KADUNA, Nigeria, Dec 23 (Reuters) - Nigerian Islamist group Ansaru said on Sunday it was behind the kidnap of a French national last week, citing France’s ban on full-face veils and its support for military action in Mali.
Ansaru sent a message to Nigerian reporters saying it was holding 63-year-old Francis Colump, who was taken on Dec. 19 when around 30 gunmen attacked his residence in the remote northern town of Rimi, close to the Niger border.
The Nigerian police declined to comment on the claim but had already named Colump as the man abducted. He was working for French renewable energy firm Vergnet, which had been building Nigeria’s first wind farm.
“The reason we kidnapped him is ... the law the government created which prohibits the wearing of niqab by French Muslim women. This is a denial of their religious rights,” said the statement by the group, written in the local Hausa language.

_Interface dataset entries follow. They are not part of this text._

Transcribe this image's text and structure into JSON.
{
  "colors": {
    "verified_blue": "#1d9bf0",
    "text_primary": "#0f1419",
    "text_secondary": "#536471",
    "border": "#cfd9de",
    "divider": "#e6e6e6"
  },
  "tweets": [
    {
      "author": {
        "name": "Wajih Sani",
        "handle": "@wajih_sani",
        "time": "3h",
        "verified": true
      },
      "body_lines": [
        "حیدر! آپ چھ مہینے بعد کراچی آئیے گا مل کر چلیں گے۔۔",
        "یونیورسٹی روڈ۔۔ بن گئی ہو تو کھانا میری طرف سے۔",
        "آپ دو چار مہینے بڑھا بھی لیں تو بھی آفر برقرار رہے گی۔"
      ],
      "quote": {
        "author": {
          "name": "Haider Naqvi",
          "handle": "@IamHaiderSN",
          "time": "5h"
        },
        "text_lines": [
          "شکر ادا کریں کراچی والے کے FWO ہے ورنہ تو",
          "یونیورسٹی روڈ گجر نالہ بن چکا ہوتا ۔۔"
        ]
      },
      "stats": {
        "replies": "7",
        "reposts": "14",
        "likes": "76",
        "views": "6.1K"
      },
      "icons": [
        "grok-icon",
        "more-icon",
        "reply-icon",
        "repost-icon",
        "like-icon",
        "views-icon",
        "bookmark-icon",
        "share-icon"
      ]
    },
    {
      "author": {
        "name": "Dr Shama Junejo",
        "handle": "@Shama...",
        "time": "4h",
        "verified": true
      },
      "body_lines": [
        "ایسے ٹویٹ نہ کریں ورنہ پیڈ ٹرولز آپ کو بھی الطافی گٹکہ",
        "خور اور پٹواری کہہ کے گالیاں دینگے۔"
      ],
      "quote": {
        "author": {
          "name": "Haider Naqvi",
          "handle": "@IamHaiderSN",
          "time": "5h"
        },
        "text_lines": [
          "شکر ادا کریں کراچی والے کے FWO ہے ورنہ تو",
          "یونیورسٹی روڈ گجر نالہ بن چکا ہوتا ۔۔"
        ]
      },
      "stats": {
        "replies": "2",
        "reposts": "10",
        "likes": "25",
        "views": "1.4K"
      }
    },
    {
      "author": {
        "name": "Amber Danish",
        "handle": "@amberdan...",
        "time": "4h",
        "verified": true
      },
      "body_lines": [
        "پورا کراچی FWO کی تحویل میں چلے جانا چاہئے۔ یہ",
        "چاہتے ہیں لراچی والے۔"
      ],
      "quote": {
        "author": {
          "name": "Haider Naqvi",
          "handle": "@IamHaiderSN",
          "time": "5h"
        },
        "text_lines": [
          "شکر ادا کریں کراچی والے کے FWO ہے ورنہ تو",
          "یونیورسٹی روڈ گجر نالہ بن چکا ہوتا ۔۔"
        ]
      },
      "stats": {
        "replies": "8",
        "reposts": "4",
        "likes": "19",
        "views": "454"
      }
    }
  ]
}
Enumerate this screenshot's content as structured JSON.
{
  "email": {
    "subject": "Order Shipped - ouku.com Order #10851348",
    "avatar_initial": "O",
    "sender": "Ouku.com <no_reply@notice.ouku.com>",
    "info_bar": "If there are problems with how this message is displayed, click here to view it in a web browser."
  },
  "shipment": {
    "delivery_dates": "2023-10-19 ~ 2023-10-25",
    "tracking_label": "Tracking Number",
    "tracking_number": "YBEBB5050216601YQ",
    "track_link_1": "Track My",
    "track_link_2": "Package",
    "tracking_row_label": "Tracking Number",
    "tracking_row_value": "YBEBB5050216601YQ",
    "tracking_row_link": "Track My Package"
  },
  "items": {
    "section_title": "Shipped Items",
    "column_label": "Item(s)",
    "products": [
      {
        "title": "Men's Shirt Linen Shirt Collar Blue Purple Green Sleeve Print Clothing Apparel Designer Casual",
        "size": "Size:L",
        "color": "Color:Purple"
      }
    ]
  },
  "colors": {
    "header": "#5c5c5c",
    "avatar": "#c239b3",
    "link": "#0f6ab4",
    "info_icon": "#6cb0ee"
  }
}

“And again the participation of France in supporting the military attack on Muslims in northern Mali,” the message signed by the group’s purported leader Abu Usamata Ansari said.
In recent months France has led support for an African-led force to help defeat al Qaeda and other Islamist militants in northern Mali. Military deployment has the backing of the U.N. Security Council.
Last year, France banned full face veils.
Ansaru’s full name is Jama‘atu Ansarul Musilimina Fi Biladis Sudan, which roughly translates as “Vanguards for the Protection of Muslims in Black Africa”.
The group, thought to be a breakaway from better known Islamist sect Boko Haram, has risen to greater prominence in recent weeks.
It claimed responsibility for a dawn raid on a major police station in the Nigerian capital last month, where it said hundreds of prisoners were released.
Britain last month put Ansaru on its official “terrorist group” list, saying it was aligned with al Qaeda and was behind the kidnap of a British and a Italian killed earlier this year during a failed rescue attempt.
Ansaru is thought to have loose ties to Boko Haram, which has killed hundreds this year in an insurgency focused mostly on Nigerian security forces, religious targets and politicians, rather than foreigners.
Western governments are increasingly concerned about Islamists in Nigeria linking up with groups outside the region, including al Qaeda’s north African wing.
Colump’s kidnap takes to nine the number of French citizens currently held hostage in Africa: seven others are in the arid Sahel belt and one in Somalia.
France’s Intelligence agency said last week it believed “terrorist” links were behind the latest abduction.
“We are informing the government of France that we would continue to attack ... its citizens anywhere in the world as long as the government does not retract on its policies,” Ansaru’s statement said.